Exercise goal = The expected result is the full set of records, copied precisely, with images dropped.

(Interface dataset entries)
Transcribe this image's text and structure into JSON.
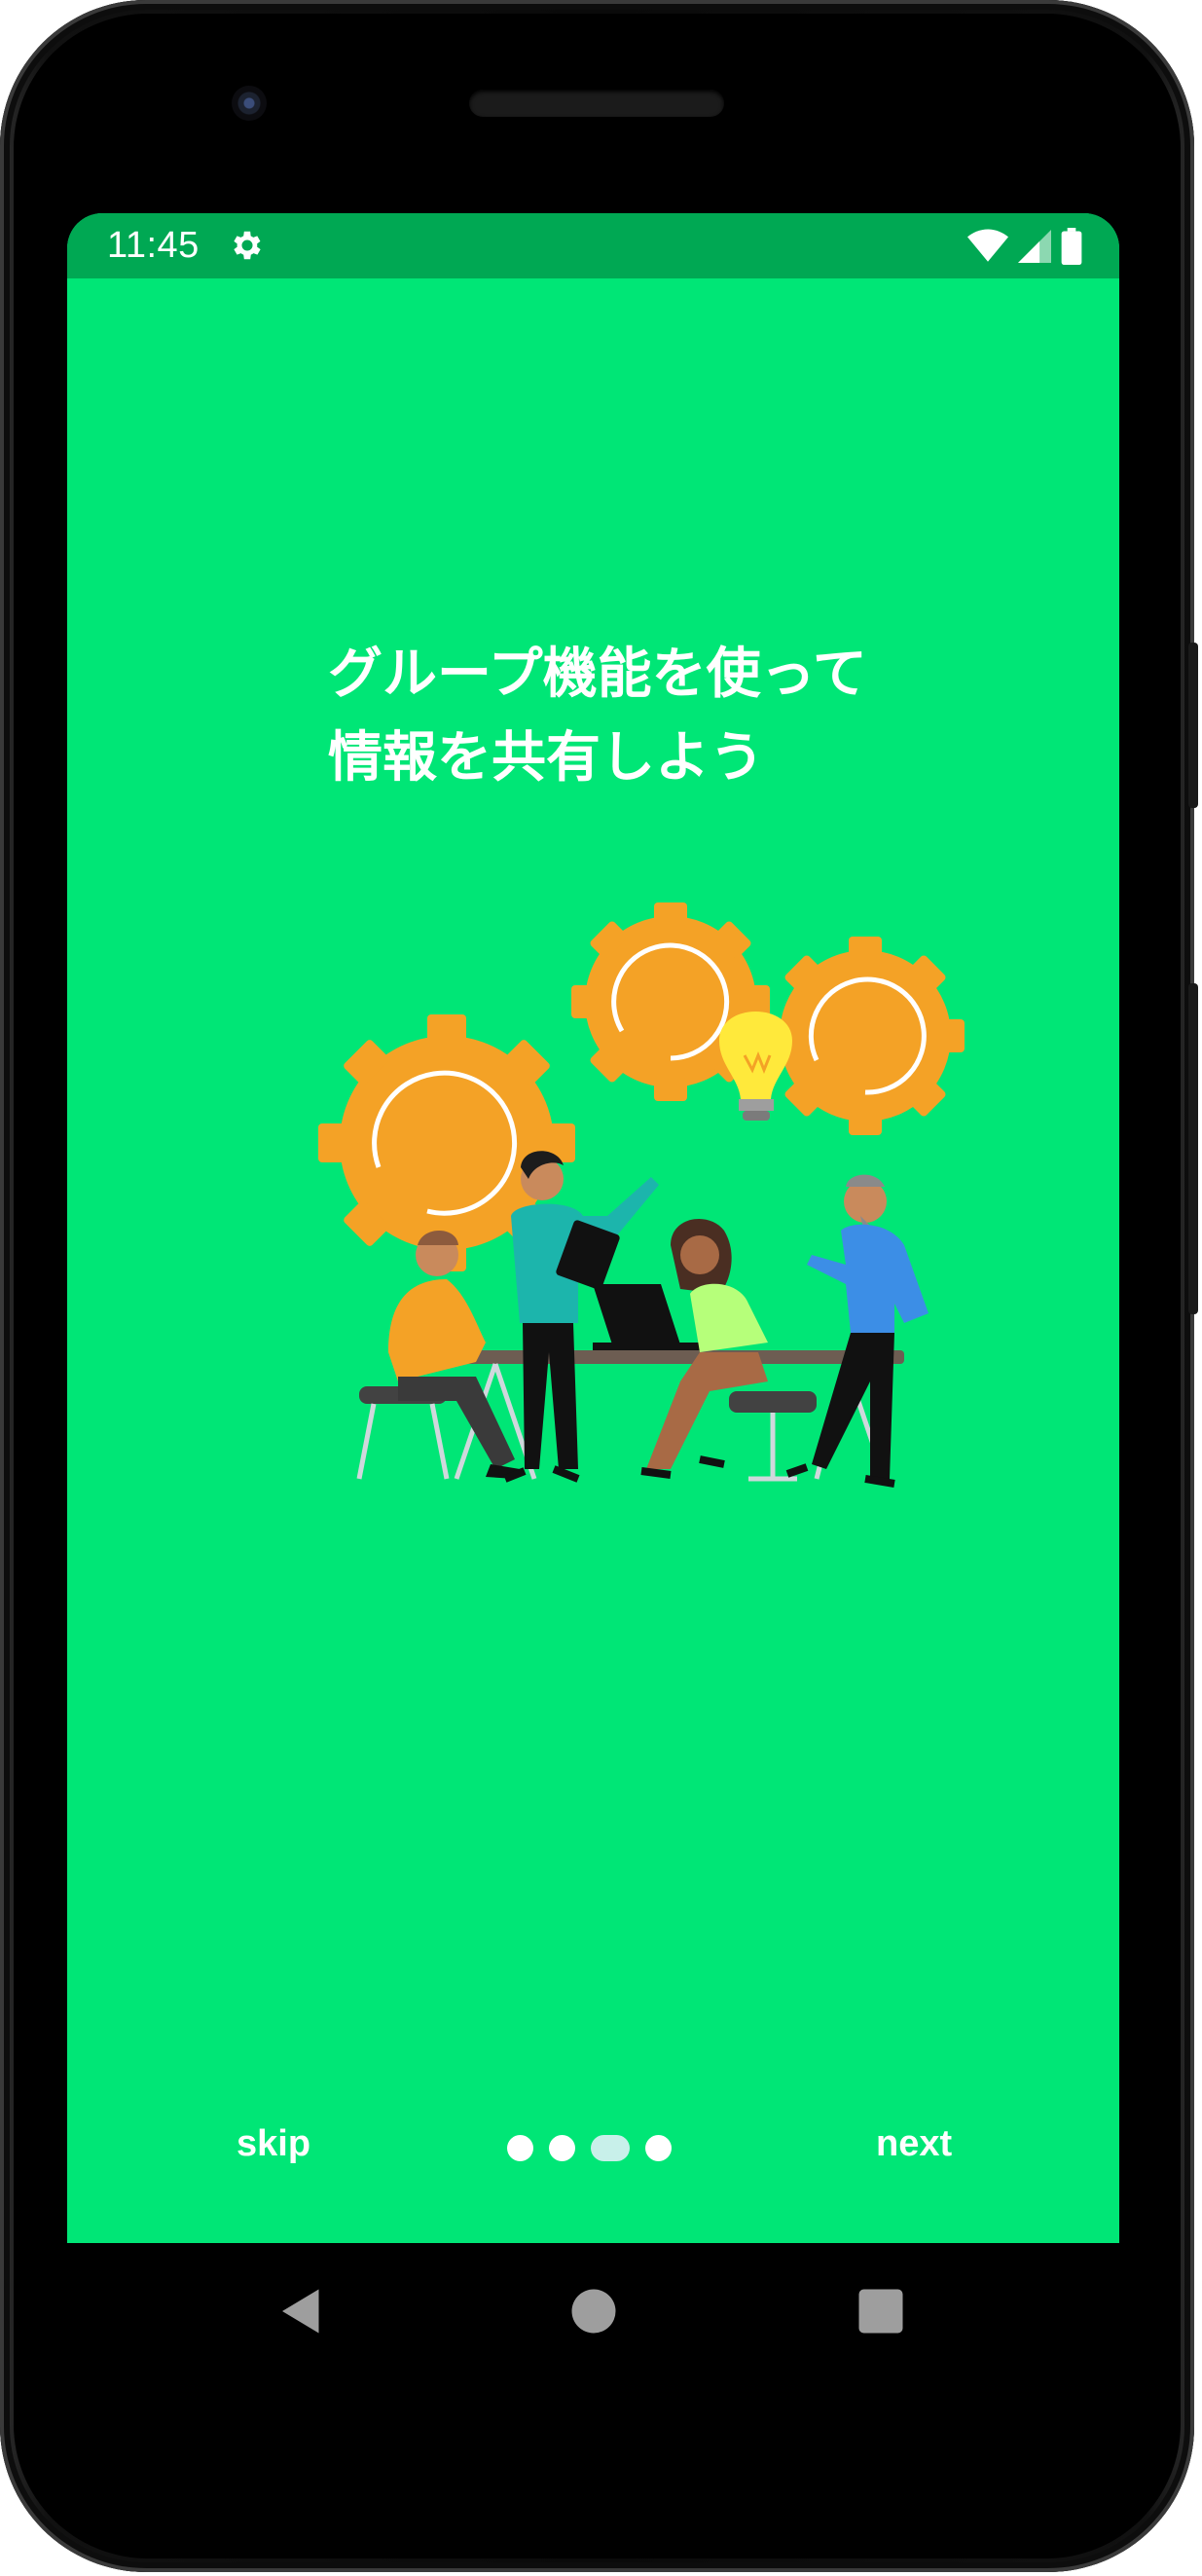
{
  "statusbar": {
    "time": "11:45",
    "icons": [
      "settings-gear-icon",
      "wifi-icon",
      "cellular-signal-icon",
      "battery-icon"
    ]
  },
  "onboarding": {
    "title_line1": "グループ機能を使って",
    "title_line2": "情報を共有しよう",
    "illustration": "team-collaboration-gears-lightbulb-illustration"
  },
  "controls": {
    "skip_label": "skip",
    "next_label": "next",
    "page_count": 4,
    "current_page": 3
  },
  "navbar": {
    "icons": [
      "back-icon",
      "home-icon",
      "recents-icon"
    ]
  },
  "colors": {
    "background": "#00e676",
    "statusbar": "#00a853",
    "gear": "#f4a226",
    "bulb": "#ffe93b",
    "active_dot": "#c8f0ea"
  }
}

Exercise answer =
Transcribe this image's text and structure into JSON.
{
  "statusbar": {
    "time": "11:45",
    "icons": [
      "settings-gear-icon",
      "wifi-icon",
      "cellular-signal-icon",
      "battery-icon"
    ]
  },
  "onboarding": {
    "title_line1": "グループ機能を使って",
    "title_line2": "情報を共有しよう",
    "illustration": "team-collaboration-gears-lightbulb-illustration"
  },
  "controls": {
    "skip_label": "skip",
    "next_label": "next",
    "page_count": 4,
    "current_page": 3
  },
  "navbar": {
    "icons": [
      "back-icon",
      "home-icon",
      "recents-icon"
    ]
  },
  "colors": {
    "background": "#00e676",
    "statusbar": "#00a853",
    "gear": "#f4a226",
    "bulb": "#ffe93b",
    "active_dot": "#c8f0ea"
  }
}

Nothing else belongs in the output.